A good way to improve candidate experience is to keep in touch with all high-quality candidates, not just the ones you hire. Instead of starting over from scratch, you may already have dozens of prime candidates sitting in your recruitment pipeline.
Continue Into Onboarding
Communication shouldn’t stop once the candidate has accepted an offer. To ensure a smooth onboarding process, ask yourself the following question:
Is your onboarding experience seamlessly connected to your hiring experience?
Are all of your new hire forms digital so that new hires don’t have to fill out forms by hand?
Do you have an onboarding portal that prioritizes all of a new hire’s tasks?
Does your onboarding portal work on mobile?
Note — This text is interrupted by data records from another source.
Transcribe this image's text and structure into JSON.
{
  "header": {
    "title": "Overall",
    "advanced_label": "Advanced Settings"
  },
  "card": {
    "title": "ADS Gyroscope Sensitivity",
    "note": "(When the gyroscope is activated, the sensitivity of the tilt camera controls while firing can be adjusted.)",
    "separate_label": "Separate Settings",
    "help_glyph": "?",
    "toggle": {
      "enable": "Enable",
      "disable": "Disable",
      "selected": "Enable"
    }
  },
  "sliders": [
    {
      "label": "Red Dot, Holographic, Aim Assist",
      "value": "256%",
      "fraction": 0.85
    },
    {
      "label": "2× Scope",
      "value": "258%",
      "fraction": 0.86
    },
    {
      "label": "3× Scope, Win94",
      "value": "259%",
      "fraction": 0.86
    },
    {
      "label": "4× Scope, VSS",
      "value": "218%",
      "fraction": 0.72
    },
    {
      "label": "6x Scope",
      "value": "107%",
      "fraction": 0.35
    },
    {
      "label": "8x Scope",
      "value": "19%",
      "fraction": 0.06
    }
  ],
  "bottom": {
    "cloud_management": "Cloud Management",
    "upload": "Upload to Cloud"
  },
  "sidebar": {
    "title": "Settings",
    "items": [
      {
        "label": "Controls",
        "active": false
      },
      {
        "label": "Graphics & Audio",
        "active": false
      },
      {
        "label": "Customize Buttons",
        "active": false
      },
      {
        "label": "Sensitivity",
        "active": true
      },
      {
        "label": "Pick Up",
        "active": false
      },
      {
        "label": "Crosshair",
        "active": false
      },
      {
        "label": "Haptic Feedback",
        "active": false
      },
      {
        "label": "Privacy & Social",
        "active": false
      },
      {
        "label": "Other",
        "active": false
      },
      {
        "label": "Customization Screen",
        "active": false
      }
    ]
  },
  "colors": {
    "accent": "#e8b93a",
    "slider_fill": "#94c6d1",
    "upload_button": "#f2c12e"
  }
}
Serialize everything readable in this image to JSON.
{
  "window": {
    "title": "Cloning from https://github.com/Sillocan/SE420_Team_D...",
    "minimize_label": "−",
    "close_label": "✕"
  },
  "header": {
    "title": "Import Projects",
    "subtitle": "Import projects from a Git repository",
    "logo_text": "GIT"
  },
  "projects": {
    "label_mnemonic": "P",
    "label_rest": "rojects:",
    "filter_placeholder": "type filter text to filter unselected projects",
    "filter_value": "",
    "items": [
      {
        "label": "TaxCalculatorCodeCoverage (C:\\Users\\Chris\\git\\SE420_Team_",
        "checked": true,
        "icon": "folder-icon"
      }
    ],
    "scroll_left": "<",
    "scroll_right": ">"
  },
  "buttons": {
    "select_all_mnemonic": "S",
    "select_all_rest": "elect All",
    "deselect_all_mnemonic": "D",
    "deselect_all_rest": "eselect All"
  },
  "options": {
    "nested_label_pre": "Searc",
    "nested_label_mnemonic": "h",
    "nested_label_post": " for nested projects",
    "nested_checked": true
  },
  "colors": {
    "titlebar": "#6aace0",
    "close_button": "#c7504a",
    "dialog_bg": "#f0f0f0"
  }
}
Do you offer pre-boarding? In other words, is your onboarding portal available to candidates before they start, so they can get a head start on the process?
Here are some final takeaways:
It’s the small interactions and personal touches that make candidates feel valued, respected, and appreciated. And those are the things they’ll remember long after the recruitment process is over.
If you say you’re going to do something, make sure you do it — whether it’s sending a follow-up note after an interview or providing feedback in a timely manner.
Job seekers are people, too, so treat them as such. Show empathy and understanding, and be genuine in your interactions.
Download our latest eBook and find out how you can build a better candidate experience with a step-by-step approach for enhancing your employer brand. Get valuable insights into auditing your employer brand and see how you can improve quality of hire with a better candidate experience.